Cambridge Growth Project
Professor Wynne Godley's predecessor, Nobel Prize winner (1984) Professor Sir Richard Stone, was the initial leading force behind "The Cambridge Growth Project". Set up in 1960, and later directed by Dr Terry Barker, this large econometric research project developed a model of the British economy. It was used to forecast economic growth of the British economy in the 1970's and was later used for regional and environmental modelling and forecasting. Its archive, comprising 56 archive boxes, is housed at the Marshall Library , and we recently scanned the "growth project" catalogue making it available on the web through the Marshall Library web site.

Tuesday, 11 May 2010

Easter term projects

There's a different dynamic in the Easter term as students prepare for exams. Still busy, around 50 students in the Library, it's quieter, they're concentrating on revising. Some have packs of coloured pens in front of them and they're drawing mind maps, multi-coloured diagrams, to help them remember concepts. There's less activity at the Library Counter. Only 120 books borrowed yesterday but 366 renewed.

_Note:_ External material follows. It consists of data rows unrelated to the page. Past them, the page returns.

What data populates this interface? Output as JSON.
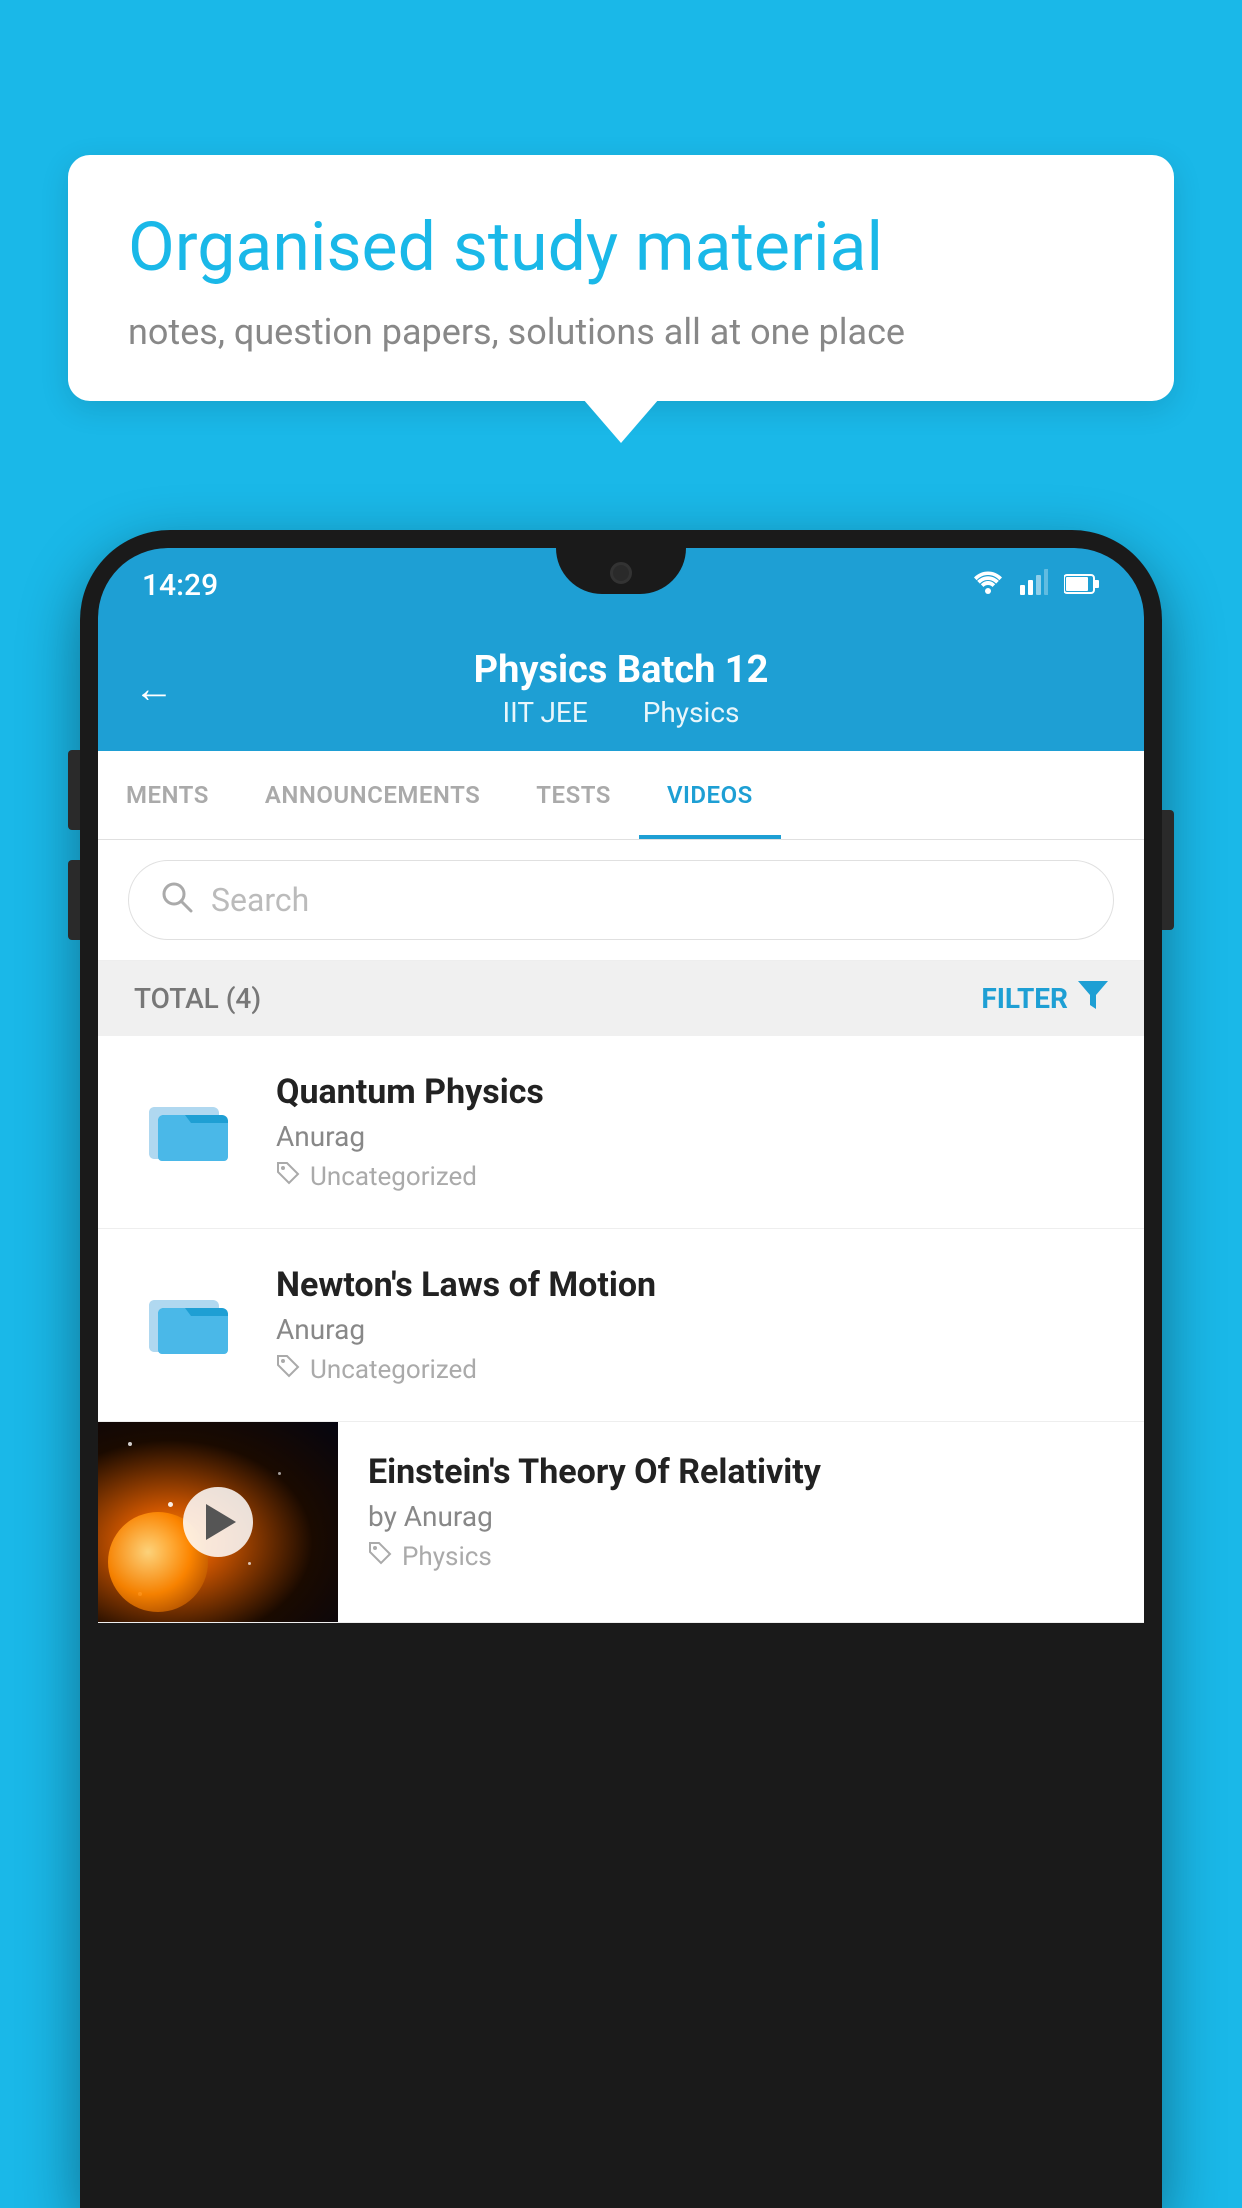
{
  "background": {
    "color": "#1ab8e8"
  },
  "speech_bubble": {
    "title": "Organised study material",
    "subtitle": "notes, question papers, solutions all at one place"
  },
  "phone": {
    "status_bar": {
      "time": "14:29"
    },
    "header": {
      "title": "Physics Batch 12",
      "subtitle_part1": "IIT JEE",
      "subtitle_part2": "Physics",
      "back_label": "←"
    },
    "tabs": [
      {
        "label": "MENTS",
        "active": false
      },
      {
        "label": "ANNOUNCEMENTS",
        "active": false
      },
      {
        "label": "TESTS",
        "active": false
      },
      {
        "label": "VIDEOS",
        "active": true
      }
    ],
    "search": {
      "placeholder": "Search"
    },
    "filter_bar": {
      "total_label": "TOTAL (4)",
      "filter_label": "FILTER"
    },
    "videos": [
      {
        "id": 1,
        "title": "Quantum Physics",
        "author": "Anurag",
        "tag": "Uncategorized",
        "has_thumbnail": false
      },
      {
        "id": 2,
        "title": "Newton's Laws of Motion",
        "author": "Anurag",
        "tag": "Uncategorized",
        "has_thumbnail": false
      },
      {
        "id": 3,
        "title": "Einstein's Theory Of Relativity",
        "author": "by Anurag",
        "tag": "Physics",
        "has_thumbnail": true
      }
    ]
  }
}
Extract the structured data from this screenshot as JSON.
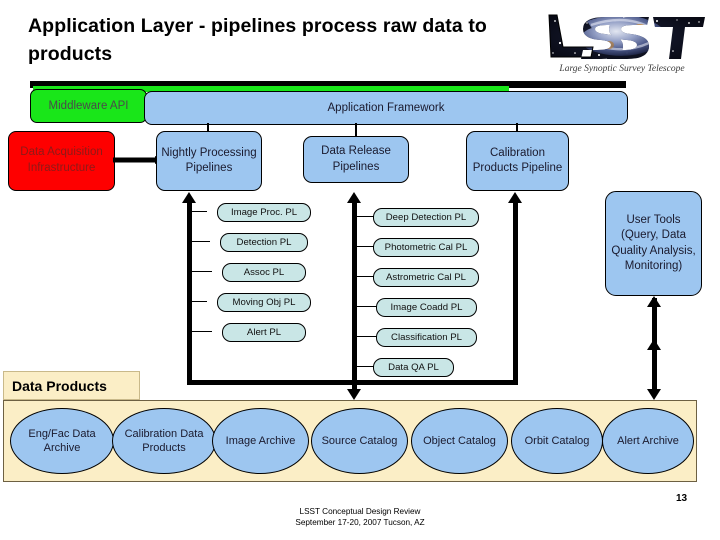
{
  "slide": {
    "title": "Application Layer - pipelines process raw data to products",
    "page_number": "13",
    "footer_line1": "LSST Conceptual Design Review",
    "footer_line2": "September 17-20, 2007  Tucson, AZ"
  },
  "logo": {
    "wordmark": "LSST",
    "tagline": "Large Synoptic Survey Telescope"
  },
  "layers": {
    "middleware_api": "Middleware API",
    "application_framework": "Application Framework",
    "data_acquisition": "Data Acquisition Infrastructure"
  },
  "pipelines": {
    "nightly": "Nightly Processing Pipelines",
    "data_release": "Data Release Pipelines",
    "calibration": "Calibration Products Pipeline",
    "user_tools": "User Tools (Query, Data Quality Analysis, Monitoring)"
  },
  "nightly_list": [
    "Image Proc. PL",
    "Detection PL",
    "Assoc PL",
    "Moving Obj PL",
    "Alert PL"
  ],
  "release_list": [
    "Deep Detection PL",
    "Photometric Cal PL",
    "Astrometric Cal PL",
    "Image Coadd PL",
    "Classification PL",
    "Data QA PL"
  ],
  "data_products": {
    "label": "Data Products",
    "items": [
      "Eng/Fac Data Archive",
      "Calibration Data Products",
      "Image Archive",
      "Source Catalog",
      "Object Catalog",
      "Orbit Catalog",
      "Alert Archive"
    ]
  },
  "colors": {
    "middleware_green": "#19e619",
    "framework_blue": "#9dc6f0",
    "daq_red": "#fe0000",
    "pipeline_pill": "#c9e6e6",
    "data_products_band": "#fbeec6"
  }
}
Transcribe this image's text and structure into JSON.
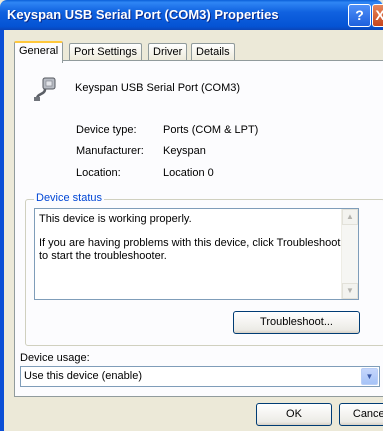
{
  "window": {
    "title": "Keyspan USB Serial Port (COM3) Properties",
    "help_glyph": "?",
    "close_glyph": "X"
  },
  "tabs": [
    {
      "label": "General"
    },
    {
      "label": "Port Settings"
    },
    {
      "label": "Driver"
    },
    {
      "label": "Details"
    }
  ],
  "device": {
    "name": "Keyspan USB Serial Port (COM3)",
    "icon": "serial-port-connector-icon",
    "properties": [
      {
        "label": "Device type:",
        "value": "Ports (COM & LPT)"
      },
      {
        "label": "Manufacturer:",
        "value": "Keyspan"
      },
      {
        "label": "Location:",
        "value": "Location 0"
      }
    ]
  },
  "status": {
    "legend": "Device status",
    "line1": "This device is working properly.",
    "line2": "If you are having problems with this device, click Troubleshoot to start the troubleshooter.",
    "troubleshoot_label": "Troubleshoot..."
  },
  "usage": {
    "label": "Device usage:",
    "selected": "Use this device (enable)"
  },
  "footer": {
    "ok_label": "OK",
    "cancel_label": "Cancel"
  }
}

It allows us to get on with other projects. One of these is checking through the stock in the basement, checking whether the books have records, whether we have duplicate copies, checking borrowing figures since 1992, and whether they're available elsewhere. A huge job, we've split it into two projects. The first, checking the shelflist, we've checked almost 50 bays (200+ books a bay) with another 25 bays to go. The second, checking issue figures, availability elsewhere etc. The third phase of this will be to list all those titles which aren't used, are available elsewhere and which we can withdraw from stock. Lots! After going through the usual procedure of course. Thinking of using Zotero for this but would welcome alternatives.

Link to Statistical software manuals
We recently put a page on our website listing all the statistical software manuals in the Marshall's collection with clickable links to their catalogue records, to online support sites and and to other resources.

Lots more ideas and projects in the pipeline for this term and we can really get stuck in over the summer vacation.